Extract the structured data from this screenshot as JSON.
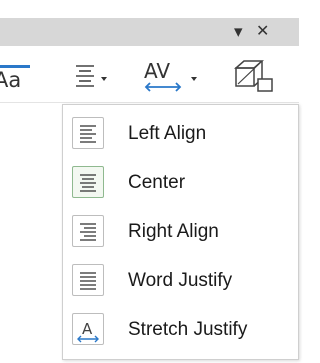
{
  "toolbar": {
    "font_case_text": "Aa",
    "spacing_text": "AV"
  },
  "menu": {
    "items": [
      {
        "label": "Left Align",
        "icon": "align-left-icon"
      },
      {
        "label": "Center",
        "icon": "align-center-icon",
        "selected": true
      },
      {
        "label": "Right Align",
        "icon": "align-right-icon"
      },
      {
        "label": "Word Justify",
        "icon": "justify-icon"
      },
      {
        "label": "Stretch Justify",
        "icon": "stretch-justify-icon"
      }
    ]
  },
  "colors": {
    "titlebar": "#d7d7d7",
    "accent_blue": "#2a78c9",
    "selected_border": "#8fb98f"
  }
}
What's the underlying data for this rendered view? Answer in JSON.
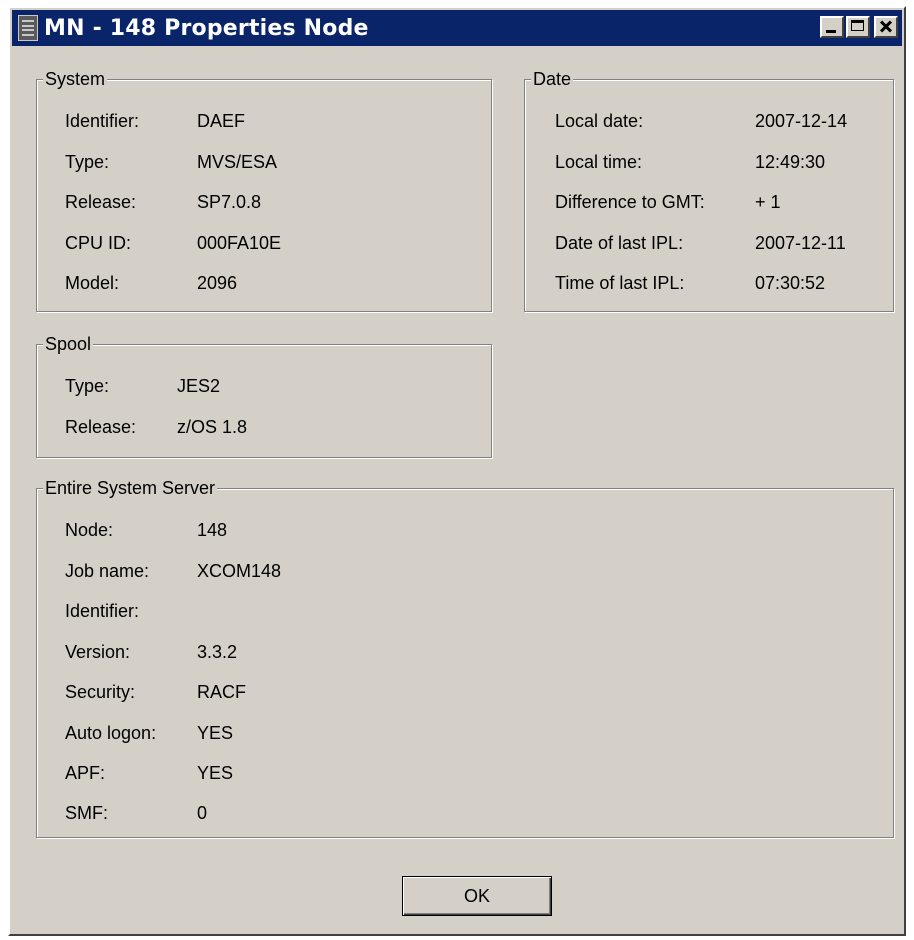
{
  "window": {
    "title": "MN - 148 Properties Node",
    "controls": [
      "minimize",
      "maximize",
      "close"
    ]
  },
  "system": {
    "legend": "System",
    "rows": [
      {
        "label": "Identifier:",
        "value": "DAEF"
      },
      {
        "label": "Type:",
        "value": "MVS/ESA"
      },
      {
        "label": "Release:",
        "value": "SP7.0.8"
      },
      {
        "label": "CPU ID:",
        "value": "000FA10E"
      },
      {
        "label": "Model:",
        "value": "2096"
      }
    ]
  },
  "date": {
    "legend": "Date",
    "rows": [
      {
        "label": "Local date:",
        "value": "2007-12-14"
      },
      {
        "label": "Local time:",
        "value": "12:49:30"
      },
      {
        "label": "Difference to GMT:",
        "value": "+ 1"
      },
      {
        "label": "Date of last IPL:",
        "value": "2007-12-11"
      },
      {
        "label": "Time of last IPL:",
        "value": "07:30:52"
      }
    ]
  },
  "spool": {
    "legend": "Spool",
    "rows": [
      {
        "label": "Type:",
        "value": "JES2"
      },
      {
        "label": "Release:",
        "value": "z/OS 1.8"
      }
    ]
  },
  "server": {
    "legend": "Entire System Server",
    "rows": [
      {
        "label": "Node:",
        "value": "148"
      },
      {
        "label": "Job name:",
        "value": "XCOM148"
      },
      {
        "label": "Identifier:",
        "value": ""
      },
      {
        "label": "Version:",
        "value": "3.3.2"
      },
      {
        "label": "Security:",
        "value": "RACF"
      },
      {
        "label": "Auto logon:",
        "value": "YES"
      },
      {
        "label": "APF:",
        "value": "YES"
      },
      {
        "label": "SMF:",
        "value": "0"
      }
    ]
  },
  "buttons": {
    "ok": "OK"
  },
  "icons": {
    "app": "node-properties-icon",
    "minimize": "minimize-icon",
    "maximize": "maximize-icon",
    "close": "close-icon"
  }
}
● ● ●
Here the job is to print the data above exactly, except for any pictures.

- _The answer_:
Extract the structured data from this screenshot as JSON.
{
  "toolbar": {
    "font_case_text": "Aa",
    "spacing_text": "AV"
  },
  "menu": {
    "items": [
      {
        "label": "Left Align",
        "icon": "align-left-icon"
      },
      {
        "label": "Center",
        "icon": "align-center-icon",
        "selected": true
      },
      {
        "label": "Right Align",
        "icon": "align-right-icon"
      },
      {
        "label": "Word Justify",
        "icon": "justify-icon"
      },
      {
        "label": "Stretch Justify",
        "icon": "stretch-justify-icon"
      }
    ]
  },
  "colors": {
    "titlebar": "#d7d7d7",
    "accent_blue": "#2a78c9",
    "selected_border": "#8fb98f"
  }
}
What's the underlying data for this rendered view? Answer in JSON.
{
  "window": {
    "title": "MN - 148 Properties Node",
    "controls": [
      "minimize",
      "maximize",
      "close"
    ]
  },
  "system": {
    "legend": "System",
    "rows": [
      {
        "label": "Identifier:",
        "value": "DAEF"
      },
      {
        "label": "Type:",
        "value": "MVS/ESA"
      },
      {
        "label": "Release:",
        "value": "SP7.0.8"
      },
      {
        "label": "CPU ID:",
        "value": "000FA10E"
      },
      {
        "label": "Model:",
        "value": "2096"
      }
    ]
  },
  "date": {
    "legend": "Date",
    "rows": [
      {
        "label": "Local date:",
        "value": "2007-12-14"
      },
      {
        "label": "Local time:",
        "value": "12:49:30"
      },
      {
        "label": "Difference to GMT:",
        "value": "+ 1"
      },
      {
        "label": "Date of last IPL:",
        "value": "2007-12-11"
      },
      {
        "label": "Time of last IPL:",
        "value": "07:30:52"
      }
    ]
  },
  "spool": {
    "legend": "Spool",
    "rows": [
      {
        "label": "Type:",
        "value": "JES2"
      },
      {
        "label": "Release:",
        "value": "z/OS 1.8"
      }
    ]
  },
  "server": {
    "legend": "Entire System Server",
    "rows": [
      {
        "label": "Node:",
        "value": "148"
      },
      {
        "label": "Job name:",
        "value": "XCOM148"
      },
      {
        "label": "Identifier:",
        "value": ""
      },
      {
        "label": "Version:",
        "value": "3.3.2"
      },
      {
        "label": "Security:",
        "value": "RACF"
      },
      {
        "label": "Auto logon:",
        "value": "YES"
      },
      {
        "label": "APF:",
        "value": "YES"
      },
      {
        "label": "SMF:",
        "value": "0"
      }
    ]
  },
  "buttons": {
    "ok": "OK"
  },
  "icons": {
    "app": "node-properties-icon",
    "minimize": "minimize-icon",
    "maximize": "maximize-icon",
    "close": "close-icon"
  }
}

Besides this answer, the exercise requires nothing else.